1. It ain’t personal- Get a business bank account and run every purchase through it. Don’t use your personal account for business and vice versa. It will make tracking so much easier.
2. Find a method and stick to it- It doesn’t matter if you use a simple spreadsheet or fancy software. Just find a method of tracking your assets, income and expenses and stick to it. Update it often to see trends and at the end of the year doing your taxes will be so much easier.

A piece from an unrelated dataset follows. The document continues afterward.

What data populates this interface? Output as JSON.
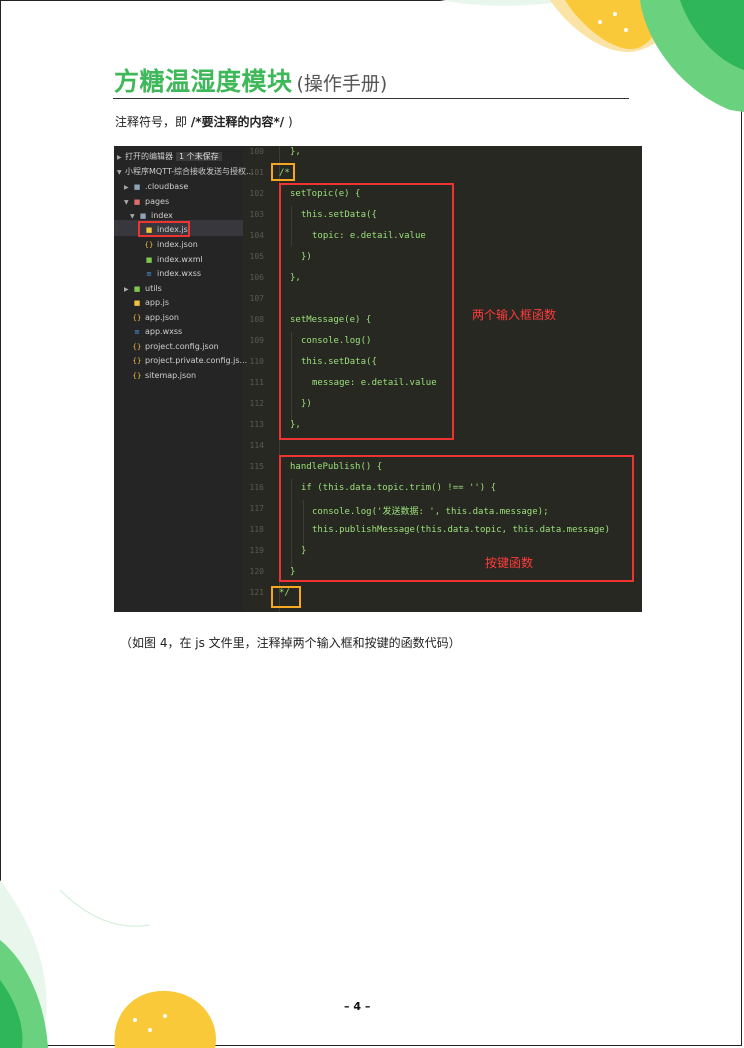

3. Collect-Send invoices out each month on the same day. Put a big dollar sign on your calendar if you have to remind yourself. If you are using an accounting program, you can set it up to send out invoices. If you are still creating old school Word Invoices make sure that your clients know that you would like to get paid and if they don’t pay, remind them. Everyone has a million things on their plate, so don’t assume they are purposely withholding funds. Be nice but firm.
4. Keep your receipts- Unless the IRS shuts down its doors tomorrow, you have to hold on to your receipts for at least 7 years. So, take advantage of free/low cost storage via Google Drive or Dropbox, invest in a cheapo scanner (or snap pics with your smart phone) and start saving your receipts. If the IRS ever comes a’knocking then you will have proof readily available.
5. Back it up- Do you enjoy spending hours rebuilding your accounting spreadsheets or program? I didn’t think so. Spend five minutes a week backing up your information. You. Are. Welcome.
6. Money Honey- Here is the rule, if it doesn’t make you money, then you shouldn’t be doing it. Spend time on things that bring in the bacon and find people to outsource the things you don’t love. Hate tracking your finances? Hire a bookkeeper. I happen to know a great one.